DATA SHOWN section start

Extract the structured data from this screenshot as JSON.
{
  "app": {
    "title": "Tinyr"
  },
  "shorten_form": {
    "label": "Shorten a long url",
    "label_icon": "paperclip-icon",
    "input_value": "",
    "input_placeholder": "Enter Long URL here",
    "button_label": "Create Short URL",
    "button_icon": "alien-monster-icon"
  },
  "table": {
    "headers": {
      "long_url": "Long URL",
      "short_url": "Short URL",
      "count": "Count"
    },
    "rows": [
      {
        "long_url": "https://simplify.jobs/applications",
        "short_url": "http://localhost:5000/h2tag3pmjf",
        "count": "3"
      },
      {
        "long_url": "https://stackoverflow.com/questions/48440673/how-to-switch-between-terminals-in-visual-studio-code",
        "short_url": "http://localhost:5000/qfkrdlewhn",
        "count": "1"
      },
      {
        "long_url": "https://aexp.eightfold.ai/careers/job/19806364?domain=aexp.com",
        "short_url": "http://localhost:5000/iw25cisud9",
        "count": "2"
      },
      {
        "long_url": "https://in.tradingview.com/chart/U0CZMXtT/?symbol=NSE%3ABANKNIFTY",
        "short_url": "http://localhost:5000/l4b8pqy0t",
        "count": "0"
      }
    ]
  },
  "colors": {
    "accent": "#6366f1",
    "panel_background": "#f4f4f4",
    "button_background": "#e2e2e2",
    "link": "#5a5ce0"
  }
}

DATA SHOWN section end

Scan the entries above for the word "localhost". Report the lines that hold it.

        "short_url": "http://localhost:5000/h2tag3pmjf",
        "short_url": "http://localhost:5000/qfkrdlewhn",
        "short_url": "http://localhost:5000/iw25cisud9",
        "short_url": "http://localhost:5000/l4b8pqy0t",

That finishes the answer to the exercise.